Quantcast

Faith Community Blessing Justice Park Ahead of Planned Rally

Posted: Updated: Jul 05, 2017 04:35 PM
Rev. Susan Minasian and Rev. Elaine Ellis Thomas praying in Justice Park Rev. Susan Minasian and Rev. Elaine Ellis Thomas praying in Justice Park
Rev. Susan Minasian and Rev. Elaine Ellis Thomas praying in Justice Park Rev. Susan Minasian and Rev. Elaine Ellis Thomas praying in Justice Park
Elaine Ellis Thomas Elaine Ellis Thomas
Ryan Lenz (Photo courtesy the Southern Poverty Law Center) Ryan Lenz (Photo courtesy the Southern Poverty Law Center)
Flyer for a KKK rally at Justice Park in Charlottesville Flyer for a KKK rally at Justice Park in Charlottesville
CHARLOTTESVILLE, Va. (WVIR) -

The Charlottesville community continues to prepare for a planned rally Saturday by the Loyal White Knights of the Ku Klux Klan.

The Southern Poverty Law Center tracks hate groups all across the nation. According to the center, the KKK is capitalizing on news events - like the Confederate monument debate in Virginia and other states - to try to gain support from people.

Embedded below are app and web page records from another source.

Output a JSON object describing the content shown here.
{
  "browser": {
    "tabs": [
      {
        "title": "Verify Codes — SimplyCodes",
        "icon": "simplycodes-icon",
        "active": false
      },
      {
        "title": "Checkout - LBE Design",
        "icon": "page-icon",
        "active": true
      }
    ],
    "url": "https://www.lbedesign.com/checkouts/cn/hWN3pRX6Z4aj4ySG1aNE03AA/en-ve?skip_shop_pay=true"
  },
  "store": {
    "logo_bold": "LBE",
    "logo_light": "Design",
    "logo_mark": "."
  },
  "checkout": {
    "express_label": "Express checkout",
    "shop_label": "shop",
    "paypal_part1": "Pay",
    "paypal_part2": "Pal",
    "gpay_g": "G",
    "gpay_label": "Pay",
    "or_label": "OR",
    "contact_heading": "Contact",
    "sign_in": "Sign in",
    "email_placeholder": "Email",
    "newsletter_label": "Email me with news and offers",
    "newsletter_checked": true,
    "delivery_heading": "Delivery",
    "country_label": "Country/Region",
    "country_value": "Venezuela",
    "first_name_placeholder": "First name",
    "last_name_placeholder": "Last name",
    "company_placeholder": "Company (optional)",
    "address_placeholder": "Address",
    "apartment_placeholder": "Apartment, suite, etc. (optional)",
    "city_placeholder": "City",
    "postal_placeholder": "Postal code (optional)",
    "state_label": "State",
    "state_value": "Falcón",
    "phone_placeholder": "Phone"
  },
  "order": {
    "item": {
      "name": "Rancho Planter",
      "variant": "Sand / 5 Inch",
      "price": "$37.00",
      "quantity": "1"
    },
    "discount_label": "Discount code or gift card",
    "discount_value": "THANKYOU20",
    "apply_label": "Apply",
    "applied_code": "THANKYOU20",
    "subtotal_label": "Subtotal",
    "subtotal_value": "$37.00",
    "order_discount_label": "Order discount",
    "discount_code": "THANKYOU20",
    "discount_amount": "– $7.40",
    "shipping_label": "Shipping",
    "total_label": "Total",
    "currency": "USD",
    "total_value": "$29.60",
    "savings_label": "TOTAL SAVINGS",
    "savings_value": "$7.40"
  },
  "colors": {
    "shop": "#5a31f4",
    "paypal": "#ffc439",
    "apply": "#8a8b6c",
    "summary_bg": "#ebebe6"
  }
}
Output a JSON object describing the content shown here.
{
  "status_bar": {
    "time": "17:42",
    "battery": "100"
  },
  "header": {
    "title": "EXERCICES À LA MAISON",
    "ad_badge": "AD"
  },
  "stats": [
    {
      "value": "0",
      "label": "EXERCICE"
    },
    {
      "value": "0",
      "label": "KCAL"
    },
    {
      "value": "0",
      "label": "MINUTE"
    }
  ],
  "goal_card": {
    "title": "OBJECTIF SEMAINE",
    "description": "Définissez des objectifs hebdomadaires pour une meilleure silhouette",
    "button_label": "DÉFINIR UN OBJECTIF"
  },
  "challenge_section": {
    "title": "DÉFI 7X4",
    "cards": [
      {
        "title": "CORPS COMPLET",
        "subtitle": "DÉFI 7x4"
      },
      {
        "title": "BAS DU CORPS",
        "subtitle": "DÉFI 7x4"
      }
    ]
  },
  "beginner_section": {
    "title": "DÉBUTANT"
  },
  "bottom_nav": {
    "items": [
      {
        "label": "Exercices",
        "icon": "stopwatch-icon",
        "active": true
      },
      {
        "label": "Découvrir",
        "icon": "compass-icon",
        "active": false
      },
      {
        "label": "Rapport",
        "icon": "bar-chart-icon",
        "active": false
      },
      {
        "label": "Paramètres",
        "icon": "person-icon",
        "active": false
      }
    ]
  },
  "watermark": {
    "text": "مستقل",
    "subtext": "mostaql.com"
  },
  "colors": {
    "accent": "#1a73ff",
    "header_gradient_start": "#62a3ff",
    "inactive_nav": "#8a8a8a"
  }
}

The Charlottesville Clergy Collective is trying to drown out that hate with prayer. Every day at noon, clergy and community members are meeting in Justice Park by the statue of Confederate General Thomas Jonathan “Stonewall” Jackson.

“Our plan is to soak this ground with prayer. We believe the power of prayer has the ability to create good, positive energy in light of the hate that's coming to town,” said Reverend Elaine Ellis Thomas with St. Paul's Memorial Episcopal Church.

Members pray, meditate, and offer blessings for the park space before supporters of the KKK rallies there Saturday, July 8.

“It's a way of hallowing the space and creating sacred space here that everyone will know God is present here,” Thomas said.

The rally by the hate group is in response to Charlottesville City Council's 3-2 vote on February 6 to remove the statue of Confederate General Robert E. Lee, and rename Lee Park. A similar vote on April 17 approved plans to sell the statue to an educational institution, museum, or nonprofit group. Lee Park is now called Emancipation Park.

“The only difference between this Klan - the Loyal White Knights of the Ku Klux Klan - and the Klan you think of in the 20s is simply time and political environment,” said Southern Poverty Law Center Senior Investigative Reporter Ryan Lenz.

A flyer calls on the Klan's supporters to Charlottesville to "stand" for southern history. Paperwork filed by the Loyal White Knights of the KKK indicates that the group estimates 100 people will attend in support of the event.

Lenz said rallies by KKK groups rarely attract as many supporters as they boast about. Though, he reminds people of the Klan's violent history and rhetoric that could lead to violence: "These rallies tend to serve in some respects as sort of trollish [sic] moments. They're looking for a reaction. They're hoping communities overreact.”

Reverend Thomas plans to respond with the power of prayer. “It can even change minds and hearts, we truly believe that. So that maybe some of those who do show up here with more hateful or evil intentions might actually be changed by that.” 

Several groups are holding alternative events at the same time as Saturday's rally, including:

The Charlottesville Clergy Collective invites people to join its noon prayer sessions leading up to Saturday. Members plan to pray in Justice Park before and after the Klan’s rally. They hope to surround the park as they continue to pray and sing during the weekend event.

However, Charlottesville Police Chief Thomas is urging people who disagree with the KKK to stay away from the rally in Justice Park.